With his noblemen, he discussed all the aspects to make sure that each and every move was legal and perfect; ‘let our proportions for these wars be soon collected and all the things thought upon’. Nobles are usually those who are graceful, righteous and honest and Shakespeare uses the low-life characters to represent them because they act unreasonable, greedy and are in constant conflict between each other. Another was to lower the tension and bring the element of humour, keeping the audience at ease.To prevent anymore fighting, Harry had manipulated the crowd by preparing for battle, so that everybody can be brought together by patriotism.

God guides him in every word, thought and deed: ‘Hear him but reason in divinity’. The Lord makes his path clear and so was able to catch out the thieves ‘God so graciously hath brought to, this dangerous treason..

‘. Above all, Henry can be the manipulative and persuasive leader to bring his enemies down. When his army had retreated at the gates of Harfleur, he addresses them to ‘once more’ fight back: ‘Lend the eye of a terrible aspect’.He orders them bring up their anger and fury ‘through the portage of their head’. He relates to their body language and state of mind as if he was a director, in a film, who wants them to perform their ultimate best.
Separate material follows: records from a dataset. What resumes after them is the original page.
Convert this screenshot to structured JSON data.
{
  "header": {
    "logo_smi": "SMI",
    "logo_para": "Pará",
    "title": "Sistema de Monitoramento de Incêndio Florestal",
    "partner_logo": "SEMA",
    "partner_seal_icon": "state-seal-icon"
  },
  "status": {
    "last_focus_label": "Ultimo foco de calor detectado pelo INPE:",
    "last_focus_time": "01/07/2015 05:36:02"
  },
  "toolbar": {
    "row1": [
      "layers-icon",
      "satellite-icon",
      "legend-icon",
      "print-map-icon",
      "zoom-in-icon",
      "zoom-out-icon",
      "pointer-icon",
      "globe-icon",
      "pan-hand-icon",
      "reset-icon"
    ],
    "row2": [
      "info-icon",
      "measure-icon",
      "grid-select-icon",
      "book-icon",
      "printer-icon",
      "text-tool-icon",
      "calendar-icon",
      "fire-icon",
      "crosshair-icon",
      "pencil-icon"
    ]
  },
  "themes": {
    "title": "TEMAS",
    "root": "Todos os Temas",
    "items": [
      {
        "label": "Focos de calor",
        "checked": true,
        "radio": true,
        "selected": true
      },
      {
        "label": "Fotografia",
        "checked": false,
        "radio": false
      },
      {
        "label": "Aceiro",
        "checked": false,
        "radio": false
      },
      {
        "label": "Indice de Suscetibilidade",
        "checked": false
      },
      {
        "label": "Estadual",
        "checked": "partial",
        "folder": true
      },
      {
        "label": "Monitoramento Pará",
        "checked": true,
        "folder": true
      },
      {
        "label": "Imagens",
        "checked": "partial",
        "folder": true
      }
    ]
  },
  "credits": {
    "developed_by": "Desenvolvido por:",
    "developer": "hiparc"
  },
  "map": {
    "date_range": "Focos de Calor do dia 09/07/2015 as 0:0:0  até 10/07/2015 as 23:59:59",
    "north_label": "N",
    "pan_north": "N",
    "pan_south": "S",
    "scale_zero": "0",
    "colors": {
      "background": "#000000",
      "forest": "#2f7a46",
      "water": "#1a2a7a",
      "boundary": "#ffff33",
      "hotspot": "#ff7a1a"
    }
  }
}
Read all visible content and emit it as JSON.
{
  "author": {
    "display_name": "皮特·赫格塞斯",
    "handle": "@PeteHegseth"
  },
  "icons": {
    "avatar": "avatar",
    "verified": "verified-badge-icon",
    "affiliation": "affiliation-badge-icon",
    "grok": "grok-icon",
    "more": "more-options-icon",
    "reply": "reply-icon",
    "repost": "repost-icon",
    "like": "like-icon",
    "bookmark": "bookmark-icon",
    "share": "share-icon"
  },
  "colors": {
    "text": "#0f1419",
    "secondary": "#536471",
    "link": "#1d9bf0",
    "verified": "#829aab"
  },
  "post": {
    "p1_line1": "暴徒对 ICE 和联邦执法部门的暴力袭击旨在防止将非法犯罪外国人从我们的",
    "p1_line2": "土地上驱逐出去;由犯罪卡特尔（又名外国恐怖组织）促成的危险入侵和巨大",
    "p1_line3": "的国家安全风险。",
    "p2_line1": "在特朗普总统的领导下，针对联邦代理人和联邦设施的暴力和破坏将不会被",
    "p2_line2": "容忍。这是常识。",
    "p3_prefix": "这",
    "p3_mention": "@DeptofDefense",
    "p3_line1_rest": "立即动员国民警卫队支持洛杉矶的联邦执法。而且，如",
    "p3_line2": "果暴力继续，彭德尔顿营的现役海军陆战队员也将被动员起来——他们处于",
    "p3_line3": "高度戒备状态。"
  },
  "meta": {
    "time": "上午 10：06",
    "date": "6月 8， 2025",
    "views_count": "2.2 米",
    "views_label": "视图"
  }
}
That shows that he is a cunning ‘tactician’ who knows his bad marks and is able to checkmate. Shakespeare creates this character to be very inspirational to the people of England. Shaping him to be calm with his friends and decisive to his enemies. He is the ‘strawberry’ that grows ‘underneath the nettle’. He could be poisonous and sharp but fruitful and gracious.